__WORK REQUIRED__
Search the listing below for the word "Utenti" and copy each line that holds it.
----
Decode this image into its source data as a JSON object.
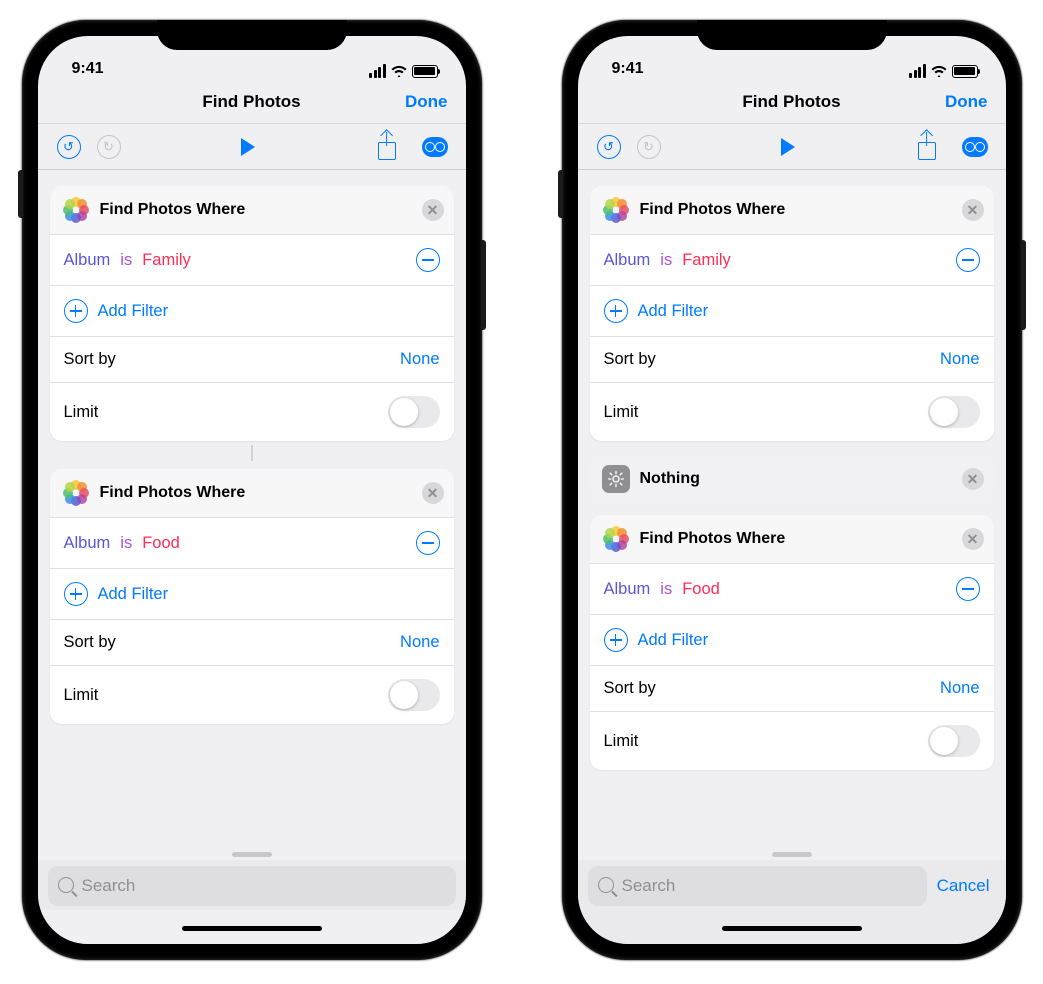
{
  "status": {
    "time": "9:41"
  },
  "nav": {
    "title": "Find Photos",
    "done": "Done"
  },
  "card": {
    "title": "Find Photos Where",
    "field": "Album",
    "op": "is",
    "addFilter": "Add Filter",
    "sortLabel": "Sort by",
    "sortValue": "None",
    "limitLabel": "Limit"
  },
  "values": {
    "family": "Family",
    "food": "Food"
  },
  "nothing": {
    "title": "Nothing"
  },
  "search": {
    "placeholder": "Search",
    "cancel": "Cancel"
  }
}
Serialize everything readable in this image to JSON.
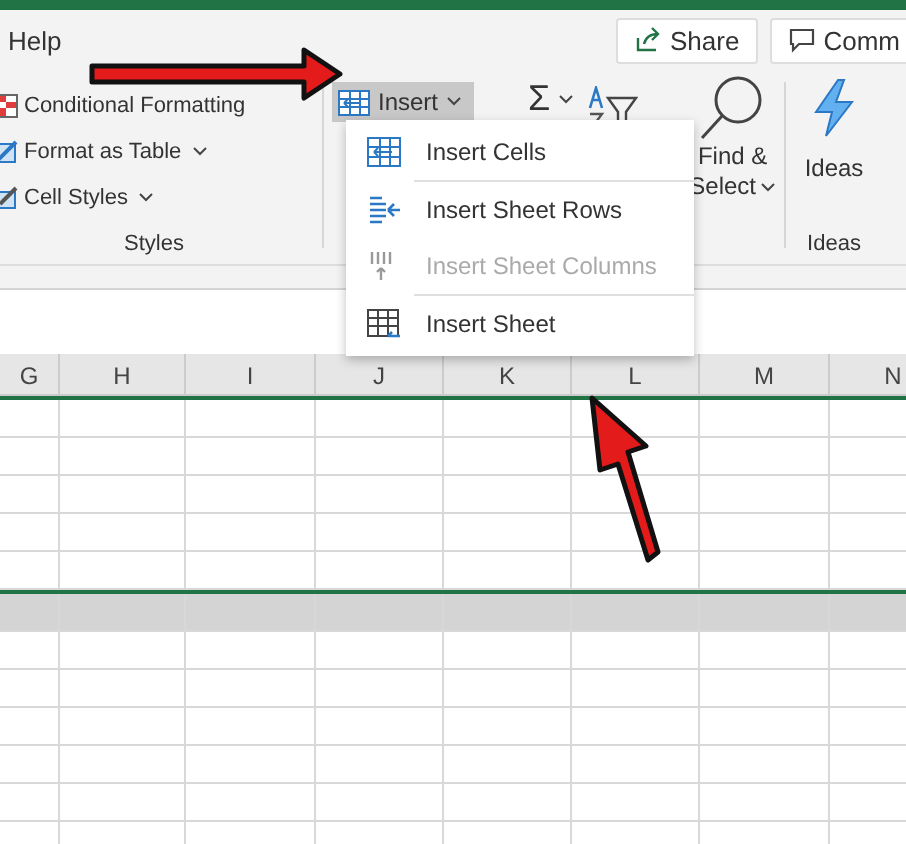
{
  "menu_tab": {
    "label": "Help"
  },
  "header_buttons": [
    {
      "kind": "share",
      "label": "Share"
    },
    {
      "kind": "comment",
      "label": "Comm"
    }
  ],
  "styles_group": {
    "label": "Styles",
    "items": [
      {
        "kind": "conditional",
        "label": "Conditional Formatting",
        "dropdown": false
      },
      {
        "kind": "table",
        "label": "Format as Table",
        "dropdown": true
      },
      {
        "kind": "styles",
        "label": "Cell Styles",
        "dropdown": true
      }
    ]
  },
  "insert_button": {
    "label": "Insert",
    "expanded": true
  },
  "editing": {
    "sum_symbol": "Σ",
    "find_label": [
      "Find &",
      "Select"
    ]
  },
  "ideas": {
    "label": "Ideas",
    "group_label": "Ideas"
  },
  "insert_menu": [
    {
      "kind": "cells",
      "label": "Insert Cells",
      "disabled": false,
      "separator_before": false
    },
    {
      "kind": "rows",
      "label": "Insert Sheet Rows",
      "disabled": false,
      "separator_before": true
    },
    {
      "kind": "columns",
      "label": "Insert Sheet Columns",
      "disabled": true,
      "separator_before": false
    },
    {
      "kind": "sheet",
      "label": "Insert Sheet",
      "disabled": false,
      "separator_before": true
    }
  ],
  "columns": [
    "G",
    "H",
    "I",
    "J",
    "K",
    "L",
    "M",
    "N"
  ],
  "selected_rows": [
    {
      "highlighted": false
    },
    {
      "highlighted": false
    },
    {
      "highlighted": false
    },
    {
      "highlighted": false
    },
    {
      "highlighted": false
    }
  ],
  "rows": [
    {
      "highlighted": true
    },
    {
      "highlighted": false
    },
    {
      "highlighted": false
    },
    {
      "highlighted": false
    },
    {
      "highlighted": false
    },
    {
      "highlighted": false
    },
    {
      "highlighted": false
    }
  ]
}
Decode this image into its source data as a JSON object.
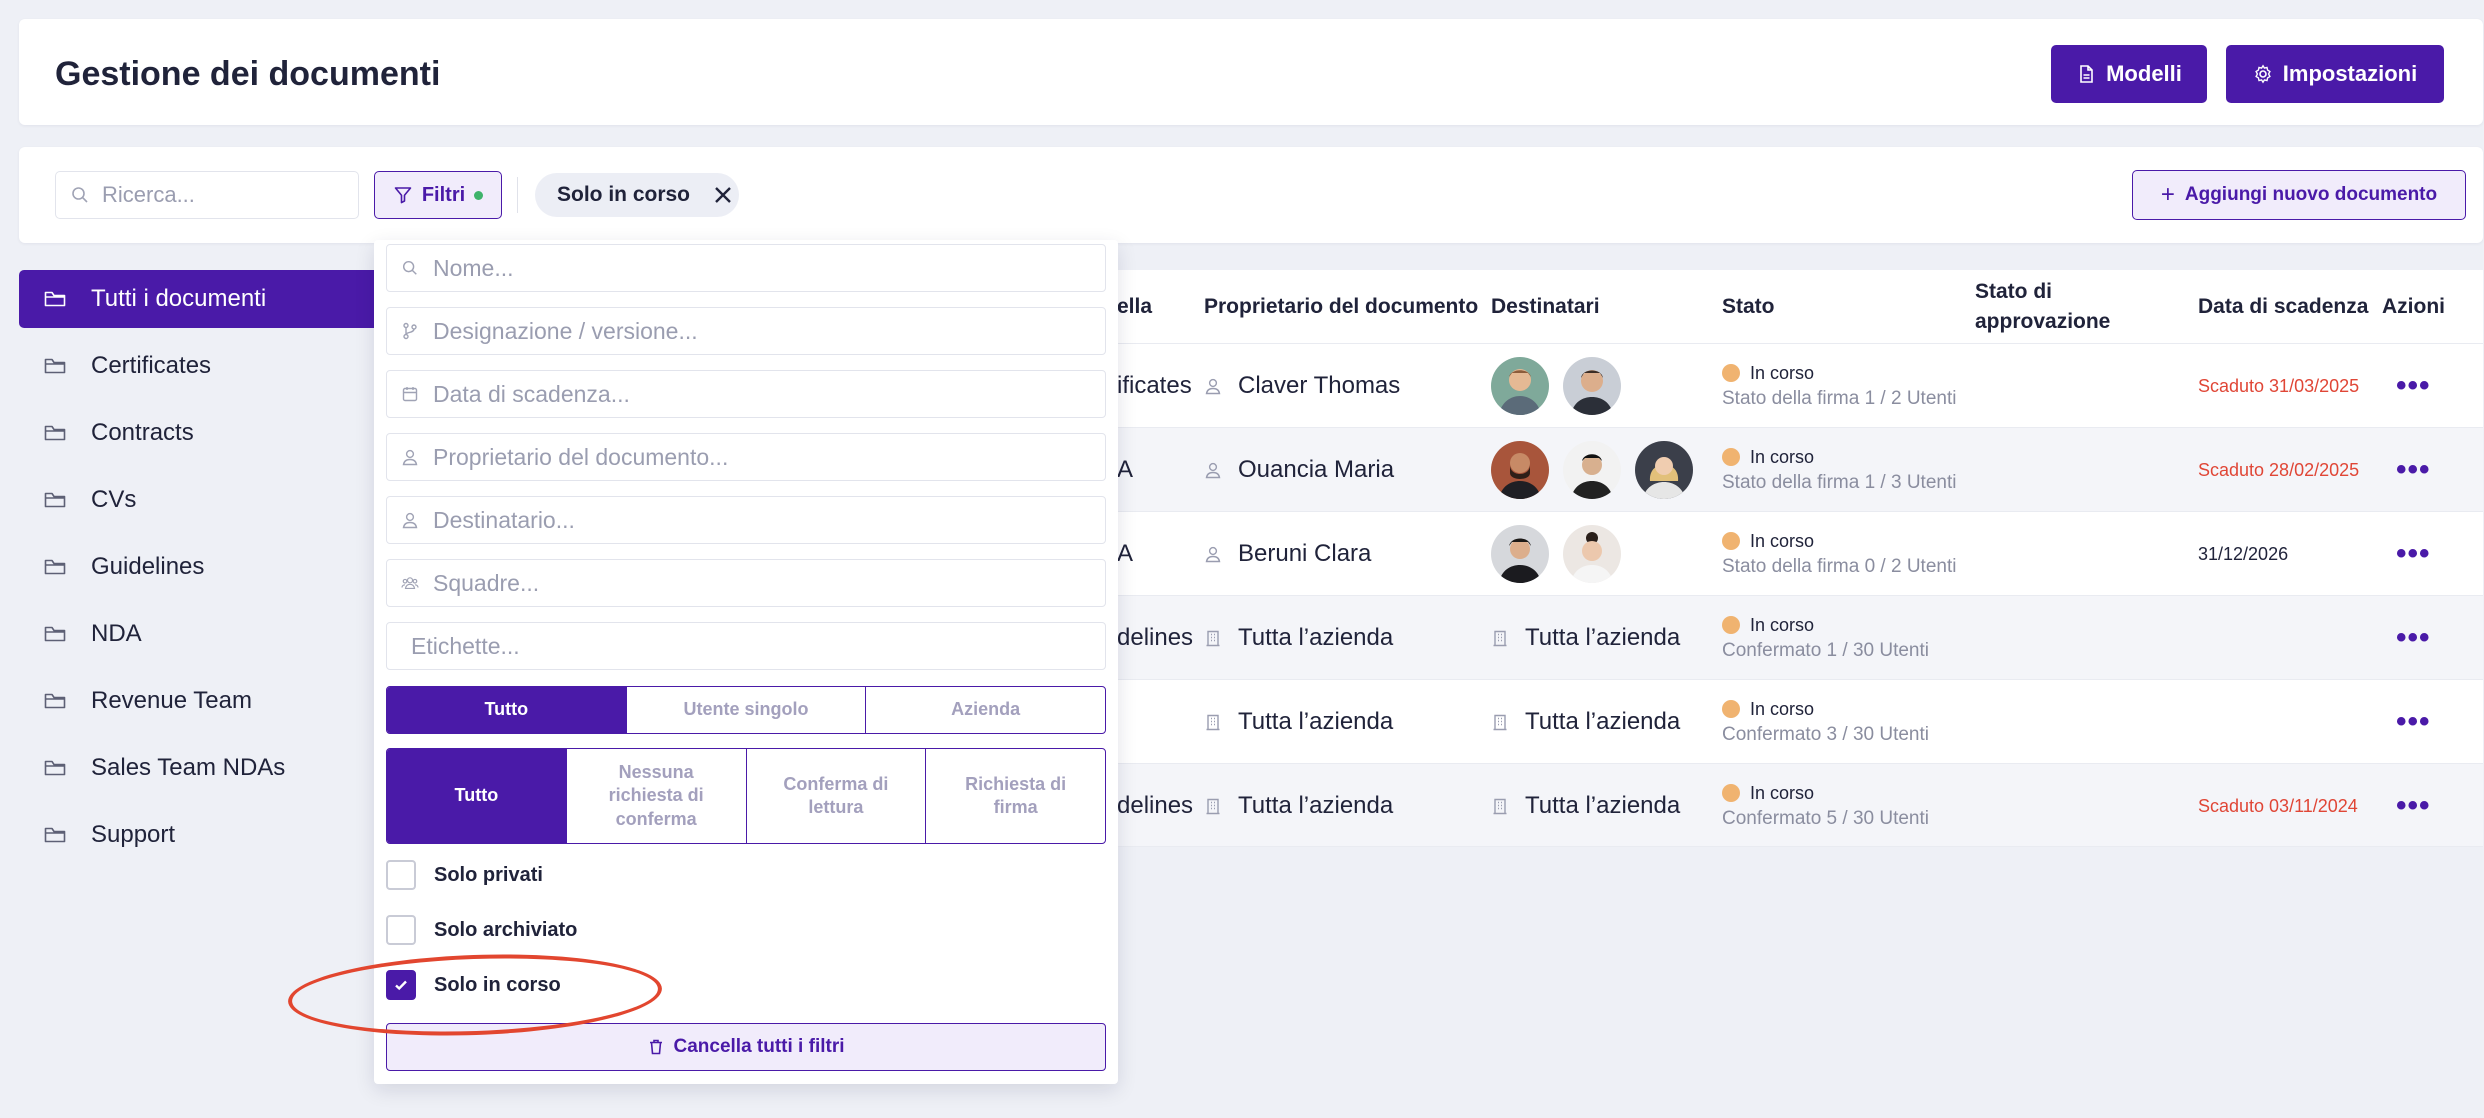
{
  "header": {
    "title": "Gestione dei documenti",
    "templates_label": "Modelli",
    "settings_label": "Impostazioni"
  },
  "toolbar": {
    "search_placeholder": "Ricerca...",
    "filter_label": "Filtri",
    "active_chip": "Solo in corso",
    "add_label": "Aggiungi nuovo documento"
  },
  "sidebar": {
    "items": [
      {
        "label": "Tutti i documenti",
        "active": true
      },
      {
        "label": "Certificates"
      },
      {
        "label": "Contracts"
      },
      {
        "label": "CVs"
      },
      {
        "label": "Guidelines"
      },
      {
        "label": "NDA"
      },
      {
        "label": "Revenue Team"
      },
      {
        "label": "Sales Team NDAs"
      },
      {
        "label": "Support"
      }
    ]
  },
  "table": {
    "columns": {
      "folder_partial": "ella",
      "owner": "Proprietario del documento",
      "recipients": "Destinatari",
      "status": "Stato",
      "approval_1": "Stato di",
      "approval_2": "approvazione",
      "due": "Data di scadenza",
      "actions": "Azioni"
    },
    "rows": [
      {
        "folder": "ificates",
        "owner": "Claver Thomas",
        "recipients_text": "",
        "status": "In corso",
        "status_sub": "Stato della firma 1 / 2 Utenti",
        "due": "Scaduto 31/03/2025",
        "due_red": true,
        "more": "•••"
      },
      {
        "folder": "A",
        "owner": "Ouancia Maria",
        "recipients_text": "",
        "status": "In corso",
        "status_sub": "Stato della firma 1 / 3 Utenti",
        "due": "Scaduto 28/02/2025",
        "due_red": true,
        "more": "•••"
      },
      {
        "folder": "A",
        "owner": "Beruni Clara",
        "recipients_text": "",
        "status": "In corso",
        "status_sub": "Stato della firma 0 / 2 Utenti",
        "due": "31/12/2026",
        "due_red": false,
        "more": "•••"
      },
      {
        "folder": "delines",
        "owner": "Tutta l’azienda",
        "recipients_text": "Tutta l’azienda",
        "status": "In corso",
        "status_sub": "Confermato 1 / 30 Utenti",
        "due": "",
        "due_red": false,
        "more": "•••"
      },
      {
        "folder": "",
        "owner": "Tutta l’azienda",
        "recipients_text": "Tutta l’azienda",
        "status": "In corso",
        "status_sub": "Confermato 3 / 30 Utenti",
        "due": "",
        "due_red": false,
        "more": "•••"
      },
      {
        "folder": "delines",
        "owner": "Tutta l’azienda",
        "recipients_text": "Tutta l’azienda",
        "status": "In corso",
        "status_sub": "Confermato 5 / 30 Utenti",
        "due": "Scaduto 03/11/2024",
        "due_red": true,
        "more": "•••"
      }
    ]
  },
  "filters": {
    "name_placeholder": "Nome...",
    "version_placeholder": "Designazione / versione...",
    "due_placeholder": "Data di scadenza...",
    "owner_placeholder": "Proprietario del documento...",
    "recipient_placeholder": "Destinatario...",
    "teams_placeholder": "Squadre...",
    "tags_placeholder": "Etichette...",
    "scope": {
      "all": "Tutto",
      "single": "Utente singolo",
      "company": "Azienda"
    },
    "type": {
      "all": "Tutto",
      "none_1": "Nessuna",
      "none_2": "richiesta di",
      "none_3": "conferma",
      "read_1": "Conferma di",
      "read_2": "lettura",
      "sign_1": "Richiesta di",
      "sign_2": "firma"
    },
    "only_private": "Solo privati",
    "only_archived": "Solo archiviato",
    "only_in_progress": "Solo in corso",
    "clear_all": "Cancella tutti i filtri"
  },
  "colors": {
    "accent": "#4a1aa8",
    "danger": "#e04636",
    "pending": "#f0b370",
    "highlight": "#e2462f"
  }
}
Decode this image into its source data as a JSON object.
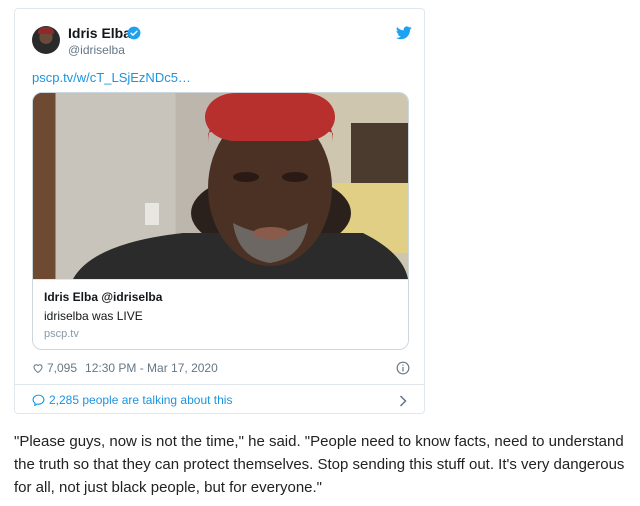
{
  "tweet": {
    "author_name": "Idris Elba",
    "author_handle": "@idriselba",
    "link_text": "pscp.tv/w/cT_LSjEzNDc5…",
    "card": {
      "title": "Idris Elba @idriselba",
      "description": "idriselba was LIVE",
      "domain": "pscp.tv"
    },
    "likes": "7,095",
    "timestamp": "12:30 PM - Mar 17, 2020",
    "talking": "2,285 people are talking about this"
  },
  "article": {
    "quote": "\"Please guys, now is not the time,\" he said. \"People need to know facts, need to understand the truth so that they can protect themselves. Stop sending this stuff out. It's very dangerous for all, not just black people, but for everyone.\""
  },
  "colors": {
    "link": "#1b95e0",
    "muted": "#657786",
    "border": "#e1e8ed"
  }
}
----
__RESULT OF THE TASK__
        "status_sub": "Stato della firma 1 / 2 Utenti",
        "status_sub": "Stato della firma 1 / 3 Utenti",
        "status_sub": "Stato della firma 0 / 2 Utenti",
        "status_sub": "Confermato 1 / 30 Utenti",
        "status_sub": "Confermato 3 / 30 Utenti",
        "status_sub": "Confermato 5 / 30 Utenti",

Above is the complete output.